Meanwhile, Friday’s storm caused cancellations of Coheed & Cambria’s headlining set at a free outdoor concert, as well as the Fader Fort’s lineup. At Willie Nelson’s Luck Reunion, an annual gathering at his Spicewood, Texas, ranch, attendees were encouraged to wait out the rain (and catch a stupendous lightning show) in their cars, or to leave, which many did. Those who stayed squeezed into the Revival Tent or the tiny chapel — and got to hear intimate acoustic sets from Jenny Lewis, Lissie, Lucius, Parker Millsap, John Moreland and of course, the man himself.
While they, um, lucked out, the Giving Tree Band and their fans were not so fortunate.
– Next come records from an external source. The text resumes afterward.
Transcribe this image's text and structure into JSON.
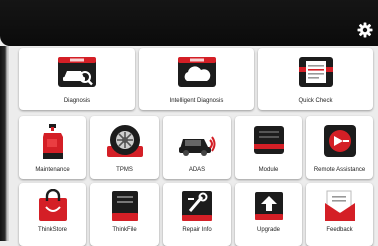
{
  "header": {
    "settings_icon": "gear-icon"
  },
  "colors": {
    "accent": "#d41f26",
    "header_bg": "#111111",
    "tile_bg": "#ffffff",
    "page_bg": "#ececec"
  },
  "tiles": {
    "diagnosis": {
      "label": "Diagnosis",
      "icon": "car-search-icon"
    },
    "intelligent_diagnosis": {
      "label": "Intelligent Diagnosis",
      "icon": "cloud-icon"
    },
    "quick_check": {
      "label": "Quick Check",
      "icon": "report-icon"
    },
    "maintenance": {
      "label": "Maintenance",
      "icon": "oil-can-icon"
    },
    "tpms": {
      "label": "TPMS",
      "icon": "tire-icon"
    },
    "adas": {
      "label": "ADAS",
      "icon": "adas-car-icon"
    },
    "module": {
      "label": "Module",
      "icon": "module-icon"
    },
    "remote_assistance": {
      "label": "Remote Assistance",
      "icon": "remote-assist-icon"
    },
    "thinkstore": {
      "label": "ThinkStore",
      "icon": "shopping-bag-icon"
    },
    "thinkfile": {
      "label": "ThinkFile",
      "icon": "file-icon"
    },
    "repair_info": {
      "label": "Repair Info",
      "icon": "repair-info-icon"
    },
    "upgrade": {
      "label": "Upgrade",
      "icon": "upgrade-icon"
    },
    "feedback": {
      "label": "Feedback",
      "icon": "feedback-icon"
    }
  }
}
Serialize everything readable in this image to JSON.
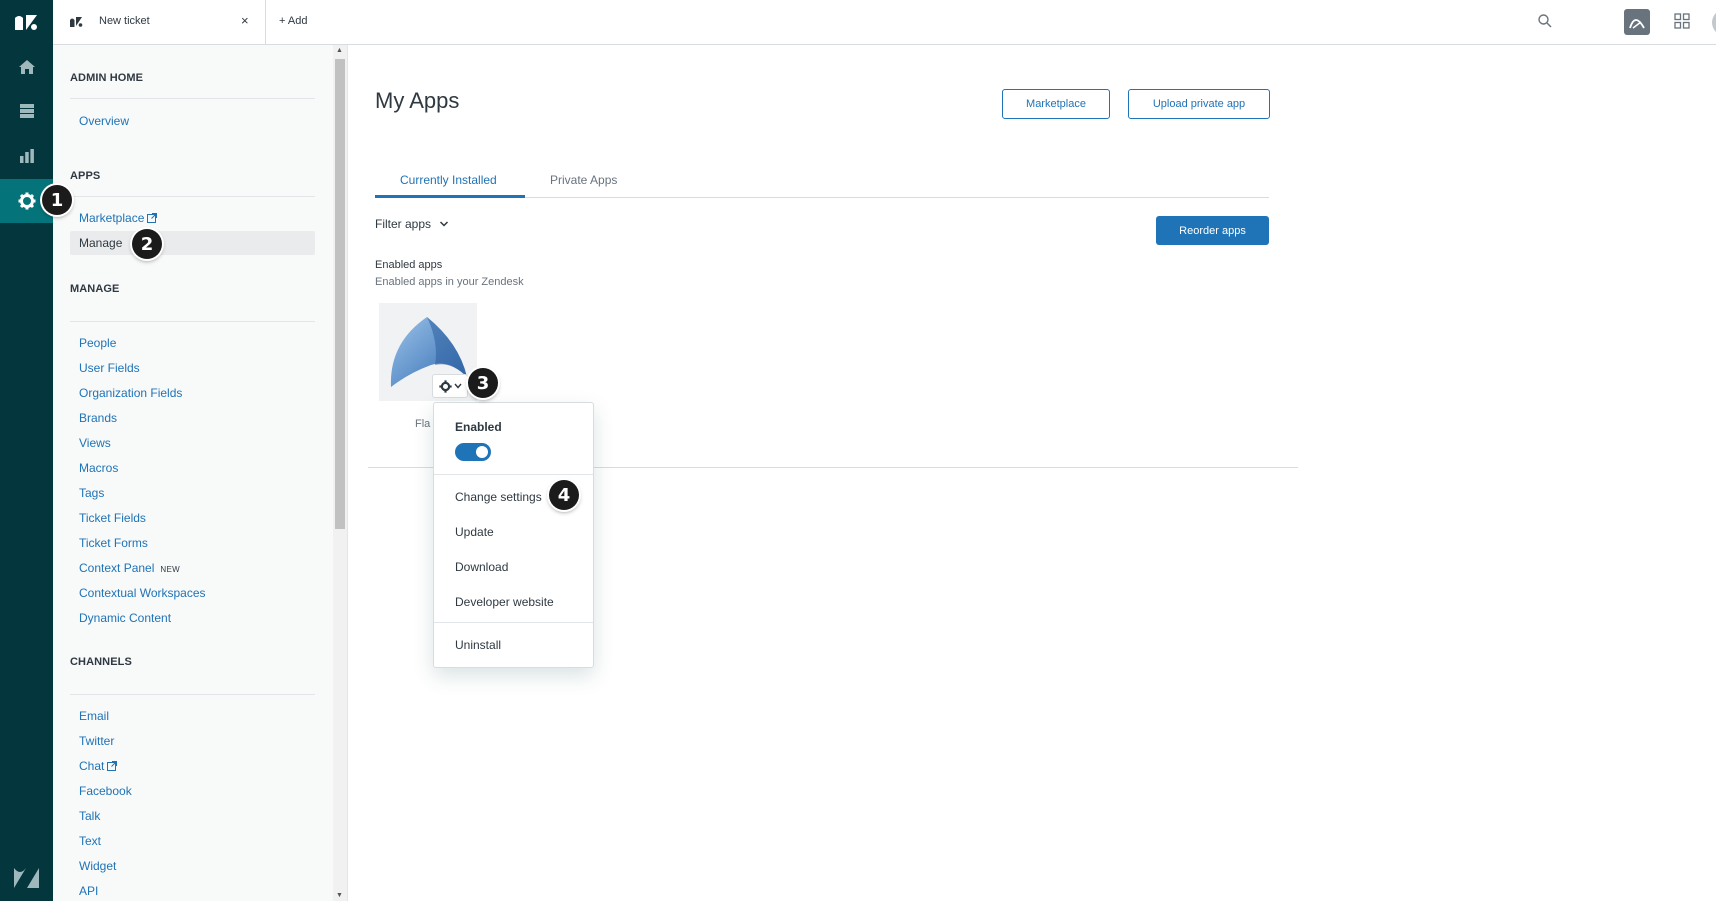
{
  "topbar": {
    "ticket_tab_label": "New ticket",
    "close_glyph": "×",
    "add_label": "+ Add"
  },
  "sidebar": {
    "admin_home": {
      "heading": "ADMIN HOME",
      "items": [
        "Overview"
      ]
    },
    "apps": {
      "heading": "APPS",
      "items": [
        "Marketplace",
        "Manage"
      ],
      "active": "Manage"
    },
    "manage": {
      "heading": "MANAGE",
      "items": [
        "People",
        "User Fields",
        "Organization Fields",
        "Brands",
        "Views",
        "Macros",
        "Tags",
        "Ticket Fields",
        "Ticket Forms",
        "Context Panel",
        "Contextual Workspaces",
        "Dynamic Content"
      ],
      "new_tag": "NEW"
    },
    "channels": {
      "heading": "CHANNELS",
      "items": [
        "Email",
        "Twitter",
        "Chat",
        "Facebook",
        "Talk",
        "Text",
        "Widget",
        "API"
      ]
    }
  },
  "main": {
    "title": "My Apps",
    "marketplace_button": "Marketplace",
    "upload_button": "Upload private app",
    "tabs": [
      {
        "label": "Currently Installed",
        "active": true
      },
      {
        "label": "Private Apps",
        "active": false
      }
    ],
    "filter_label": "Filter apps",
    "reorder_button": "Reorder apps",
    "enabled_title": "Enabled apps",
    "enabled_subtitle": "Enabled apps in your Zendesk",
    "app_name_visible": "Fla"
  },
  "menu": {
    "heading": "Enabled",
    "toggle_on": true,
    "items": [
      "Change settings",
      "Update",
      "Download",
      "Developer website"
    ],
    "danger_item": "Uninstall"
  },
  "badges": [
    "1",
    "2",
    "3",
    "4"
  ],
  "colors": {
    "rail": "#03363d",
    "rail_active": "#05747a",
    "link": "#1f73b7",
    "primary": "#1f73b7"
  }
}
Scheduled to follow Bad Luck Jonathan as the final act at a March 19 Saxon Pub showcase, their set was canceled after the plug was pulled on Jon Langford and company.
A post on Bad Luck Jonathan’s Facebook page reads, “Bad Luck Jonathan will be escorted from the following venues during SXSW.” But Langford expressed surprise when explaining how the band actually wound up in that situation at the Saxon.
After a Sunday gig at Lucy’s Fried Chicken, he said, “They switched the PA off on us and told us to leave. They said we were drunk, but to be honest, I don’t think anyone was that drunk. We’d had a couple of beers. We did the same show at noon at the Yard Dog [Art Gallery], where we all ended up in the audience rolling around on the floor. And they just weren’t ready for it [at the Saxon].”
The club was filled for previous sets by Charlie Faye & the Fayettes, 8Ball Aitken and Shurman, but an audience member who posted a video on YouTube claimed Bad Luck Jonathan nearly emptied the place. They also prompted the bar to stop serving.
He admitted the Chicago-based rock band had cranked the volume. They also like to talk between songs, and some of their comments are not for the easily offended. After soundman Richard Vannoy cut their amps, Langford and fellow frontman Martin “Blueshammer” Billheimer decided they would dance around — shirtless. As they are wont to do. (Langford, the punk/cow-punk character behind the Waco Brothers and the Mekons, has a long history of humorously subversive musical antics.) Still plugged in, guitarist Phil Wandscher, bassist Alan Doughty and drummer Joe Camarillo continued to play as the pair jiggled their exposed bellies.
“Maybe it was a little too homoerotic for them,” he said, “‘Cause we’re middle-aged men and we’re sexy … it felt like being in the Sex Pistols or something. Everybody was staring at us like they hated us and it took a while to work out what was going on, ’cause we were just doing our normal set.”
As it turns out, the Giving Tree was behind the power cutoff. The backline was theirs, and they suspected their gear was getting damaged. A YouTube video capturing the dance said the recording started after an onstage brawl (likely not actual), Billheimer falling on his back and Langford sitting on him for a guitar solo.
But according to the Giving Tree’s manager, the bandmates — also Illinois residents — weren’t upset, and in fact enjoyed what they heard. Via email, band member Eric Fink said, “We’ve always appreciated Jon Langford and his immense contribution to art and music, but didn’t even recognize him on stage in Bad Luck Jonathon. Their set was a mix of punk rock and drunk rock … unfortunately, our equipment was being damaged, so we were forced to unplug their instruments. When it was over, the guitar player approached us, apologized, and assured me he would pay for any damage. I didn’t realize who it was until he gave me his name and cell number. I read ‘Jon Langford’ and I said, ‘THE Jon Langford!’ Never thought that’s how I would get Jon Langford’s cell phone number! … We played a few acoustic songs for a couple of fans who stuck around, packed up and had a good laugh.”
On Sunday, Langford joked, “I’m Welsh, and it’s probably deep in my bones and in my DNA, the desire to destroy Saxons. So last night was just an involuntary manifestation of that.”